And lest one misunderstand this commentary to solely apply to business and industry, allow me to bridge the following important social observation.  Many deeply personal and intimate relationships suffer from the same negligent accountability capitalist curse.  Profit in friendship, relationship, and intimacy can be often a seductive trap where one party seeks to benefit at the expense of the unacknowledged well-being of another.  The resulting imbalance can, like imperialistic business, lead to subtle and overt exploitation, resentment and ultimate extinction of relationships.  Unseen and unaccounted contributions by one party can render gifts of generosity, kindness and service which in their offering are freely and joyfully given and manipulate them into entitlement and expectation.  What once was generative and offered in love becomes resented and provided in dutiful drudgery.

Unlike Goldman Sachs’ recent note, I would argue that the capitalist ideal likely never got a chance to breathe.  The experiment largely born in the industrial age in the U.S., the U.K. and Germany was immediately co-opted by militarism and state-sanctioned privatization of Federal Treasuries (not surprisingly necessitated in each instance by sovereign debt resulting from expeditionary military exercises).  Apologists for capitalism fail to evidence its capacity to function without tyrannical extraction from colonial theft of lands and peoples thought to be too remote to matter.  Since the early 1800s, they’ve assiduously avoided accounting for extinction and waste of materials, community, culture, and energy.  And they’ve entirely neglected the damning evidence that the vast majority of genuine, transformational innovation has been stifled or extinguished by incumbencies that control capital, means of production and distribution, and governmental patronage.  In other words, irrational profit margins are not the harbinger of capitalism’s failure – they’re merely the forensic evidence of rigor mortis in the unborn fetus of imperial hegemonic delusions. 

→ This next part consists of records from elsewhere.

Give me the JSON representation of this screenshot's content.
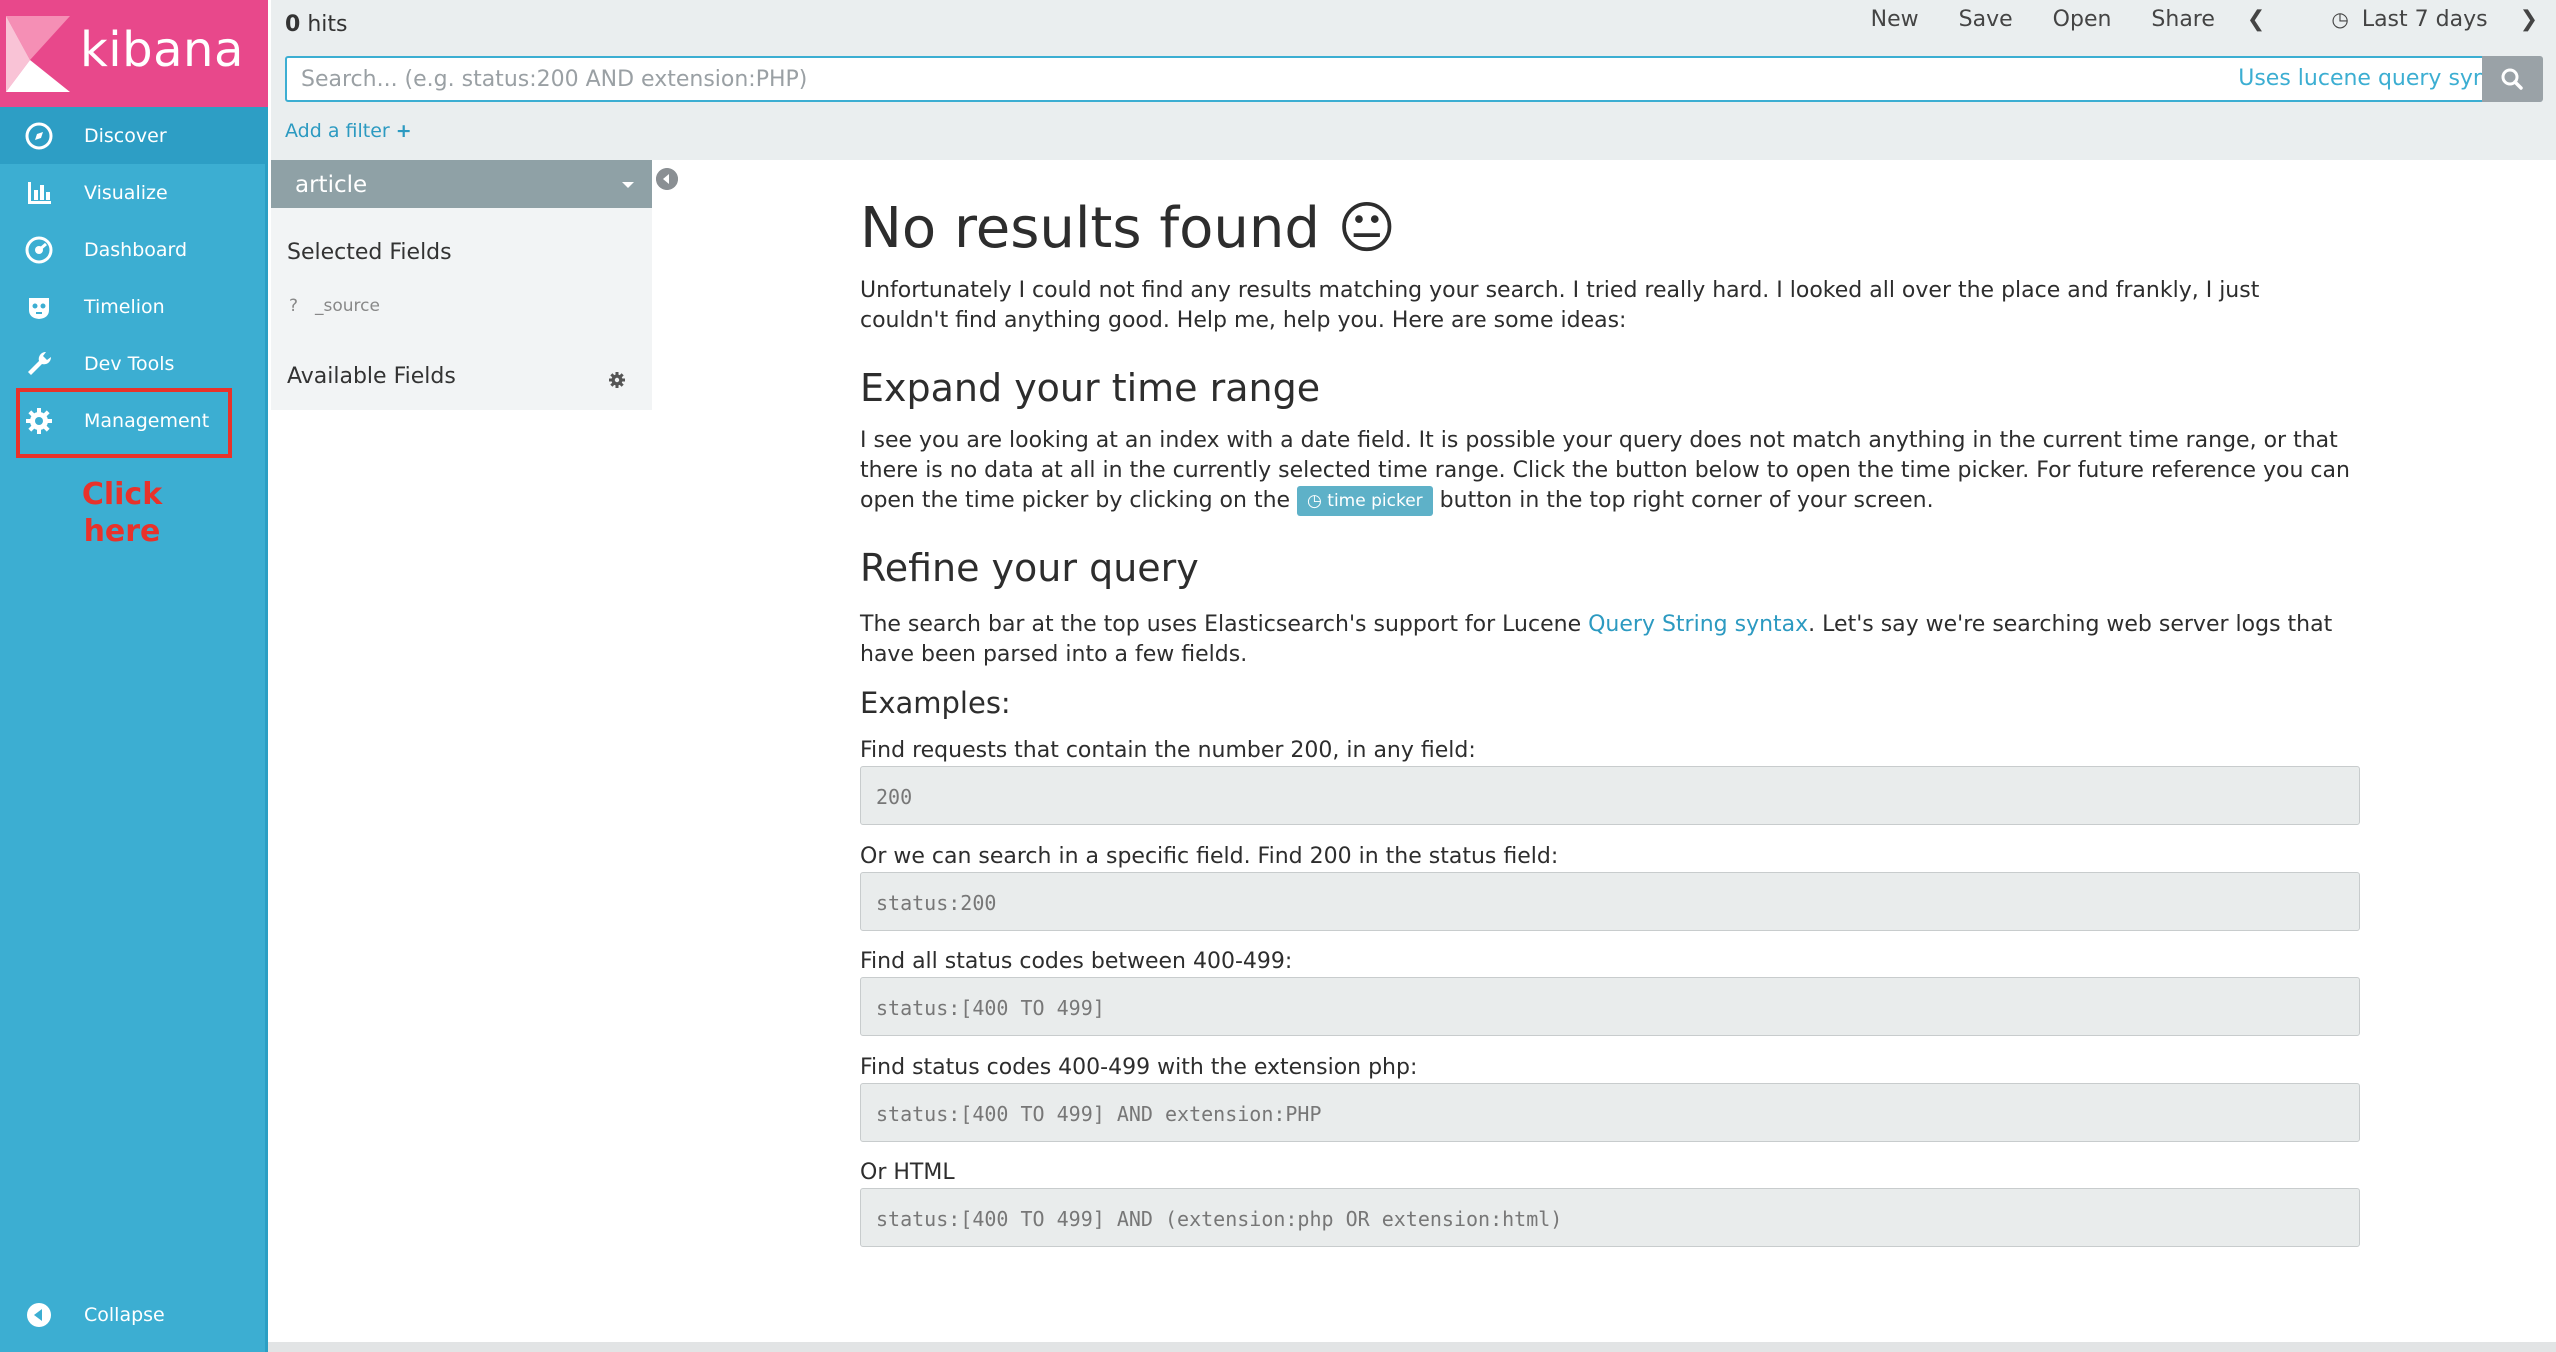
{
  "sidebar": {
    "brand": "kibana",
    "items": [
      {
        "label": "Discover",
        "icon": "compass-icon"
      },
      {
        "label": "Visualize",
        "icon": "bar-chart-icon"
      },
      {
        "label": "Dashboard",
        "icon": "dashboard-icon"
      },
      {
        "label": "Timelion",
        "icon": "timelion-icon"
      },
      {
        "label": "Dev Tools",
        "icon": "wrench-icon"
      },
      {
        "label": "Management",
        "icon": "gear-icon"
      }
    ],
    "collapse_label": "Collapse",
    "annotation": "Click here",
    "colors": {
      "sidebar": "#3caed2",
      "brand": "#e8488b",
      "annotation": "#e8322b"
    }
  },
  "topbar": {
    "hits_count": "0",
    "hits_label": "hits",
    "menu": [
      "New",
      "Save",
      "Open",
      "Share"
    ],
    "time_range": "Last 7 days",
    "search_placeholder": "Search... (e.g. status:200 AND extension:PHP)",
    "lucene_hint": "Uses lucene query syntax",
    "add_filter": "Add a filter"
  },
  "fields": {
    "index": "article",
    "selected_title": "Selected Fields",
    "source_type": "?",
    "source_field": "_source",
    "available_title": "Available Fields"
  },
  "main": {
    "title": "No results found 😐",
    "intro": "Unfortunately I could not find any results matching your search. I tried really hard. I looked all over the place and frankly, I just couldn't find anything good. Help me, help you. Here are some ideas:",
    "expand_title": "Expand your time range",
    "expand_text_1": "I see you are looking at an index with a date field. It is possible your query does not match anything in the current time range, or that there is no data at all in the currently selected time range. Click the button below to open the time picker. For future reference you can open the time picker by clicking on the",
    "time_picker_label": "time picker",
    "expand_text_2": "button in the top right corner of your screen.",
    "refine_title": "Refine your query",
    "refine_text_1": "The search bar at the top uses Elasticsearch's support for Lucene",
    "refine_link": "Query String syntax",
    "refine_text_2": ". Let's say we're searching web server logs that have been parsed into a few fields.",
    "examples_title": "Examples:",
    "examples": [
      {
        "label": "Find requests that contain the number 200, in any field:",
        "code": "200"
      },
      {
        "label": "Or we can search in a specific field. Find 200 in the status field:",
        "code": "status:200"
      },
      {
        "label": "Find all status codes between 400-499:",
        "code": "status:[400 TO 499]"
      },
      {
        "label": "Find status codes 400-499 with the extension php:",
        "code": "status:[400 TO 499] AND extension:PHP"
      },
      {
        "label": "Or HTML",
        "code": "status:[400 TO 499] AND (extension:php OR extension:html)"
      }
    ]
  }
}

When we account for it “all”, we’ll be able to discuss the persistent, generative, infinitely orthogonal cyclical efficiency of systems which are devoid of extinction, oppression and callous neglect for each actor in the ecosystem.  We will celebrate with premiums those actors and enterprises that model the most salutatory of ethical values rather than reward with indifference those who maximize seduction while preserving moral opacity and negligence.